The woman who blew the lid on the child sexual exploitation scandal in Rotherham is to begin working on a national inquiry into historical child abuse today.
Professor Alexis Jay, who published a report which revealed that 1,400 children had been groomed and abused by largely Asian men in Rotherham while authorities turned a blind eye, is on a panel of experts set up last year amid claims of an establishment cover-up following allegations that a paedophile ring operated in Westminster in the 1980s.
Led by Judge Lowell Goddard, the inquiry has the power to compel witnesses to give evidence.
The inquiry’s terms of reference state that its purpose will include considering ‘the extent to which State and non-State institutions have failed in their duty of care to protect children from sexual abuse and exploitation’.
It will cover England and Wales.
Today Justice Goddard will outline how the inquiry will run, how evidence will be taken, timescales and areas of public life that will be examined.
Professor Jay will work alongside Professor Malcolm Evans, of Bristol University; child protection barrister Ivor Frank and Drusilla Sharpling, of Her Majesty’s Inspectorate of Constabularies.
Phil Shiner, of Public Interest Lawyers, which is acting for a number of survivors of historic abuse, said the importance of the inquiry ‘cannot be underestimated’.
A team of trained counsellors will operate a free dedicated helpline on behalf of the NSPCC to support those wishing to give evidence to the inquiry.
The charity’s chief executive, Peter Wanless, said: “Many victims of abuse have been waiting too long for an opportunity to speak out and get justice.
“Many of them will have harrowing stories to tell so we want to make what could be a tortuous journey as easy as possible.
“Our counsellors have vast experience of dealing with sensitive issues so the dedicated helpline will be a vital part of the inquiry’s work.

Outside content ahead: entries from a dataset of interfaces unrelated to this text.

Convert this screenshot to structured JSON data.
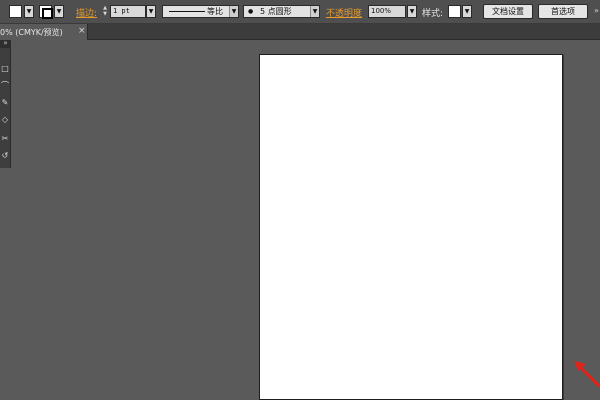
{
  "control_bar": {
    "fill_swatch_color": "#ffffff",
    "stroke_swatch_color": "#ffffff",
    "stroke_label": "描边:",
    "stroke_weight_value": "1 pt",
    "stroke_profile_label": "等比",
    "brush_value": "5 点圆形",
    "brush_dot": "●",
    "opacity_label": "不透明度",
    "opacity_value": "100%",
    "style_label": "样式:",
    "doc_setup_button": "文档设置",
    "preferences_button": "首选项",
    "overflow_glyph": "»",
    "dropdown_glyph": "▼"
  },
  "tab_bar": {
    "document_tab_label": "0% (CMYK/预览)",
    "close_glyph": "×"
  },
  "tools_panel": {
    "header_glyph": "»",
    "tool_glyphs": [
      "□",
      "⌒",
      "✎",
      "◇",
      "✂",
      "↺"
    ]
  },
  "colors": {
    "canvas_bg": "#5a5a5a",
    "control_bar_bg": "#4f4f4f",
    "accent_orange": "#e79a2e",
    "annotation_red": "#e2231a",
    "artboard": "#ffffff"
  },
  "icons": {
    "spinner": "up-down-arrows-icon",
    "annotation": "red-arrow-icon"
  }
}
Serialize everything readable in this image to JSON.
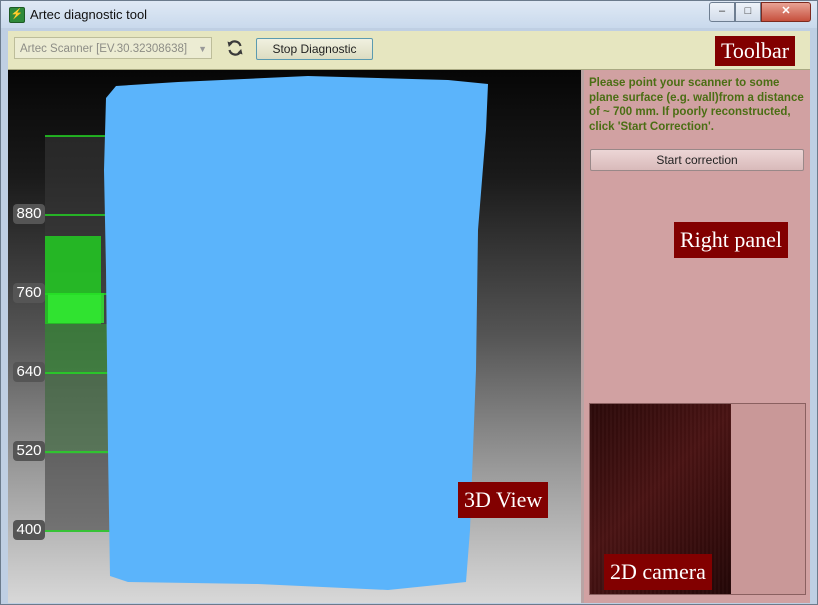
{
  "window": {
    "title": "Artec diagnostic tool"
  },
  "titlebar": {
    "min_glyph": "–",
    "max_glyph": "□",
    "close_glyph": "✕"
  },
  "toolbar": {
    "scanner_select_value": "Artec Scanner [EV.30.32308638]",
    "stop_button_label": "Stop Diagnostic",
    "annotation": "Toolbar"
  },
  "view3d": {
    "annotation": "3D View",
    "depth_scale": {
      "ticks": [
        "880",
        "760",
        "640",
        "520",
        "400"
      ],
      "tick_values": [
        880,
        760,
        640,
        520,
        400
      ],
      "range_mm": [
        400,
        1000
      ],
      "highlight_range_mm": [
        710,
        850
      ],
      "colors": {
        "scale_bg": "#3a3a3a",
        "gridline": "#22dd22",
        "highlight": "#22cc22"
      }
    },
    "surface_color": "#5bb4fb"
  },
  "right_panel": {
    "hint_text": "Please point your scanner to some plane surface (e.g. wall)from a distance of ~ 700 mm. If poorly reconstructed, click 'Start Correction'.",
    "start_correction_label": "Start correction",
    "annotation": "Right panel",
    "camera_annotation": "2D camera"
  },
  "colors": {
    "annotation_bg": "#820000",
    "toolbar_bg": "#e6e6c0",
    "right_panel_bg": "#d1a1a2",
    "hint_text": "#4b6e14"
  },
  "icons": {
    "app": "app-icon",
    "refresh": "refresh-icon",
    "dropdown": "chevron-down-icon"
  }
}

“As long as survivors of abuse want to come forward we will be here to listen to them and provide support.”
The helpline number is 08000 121 700.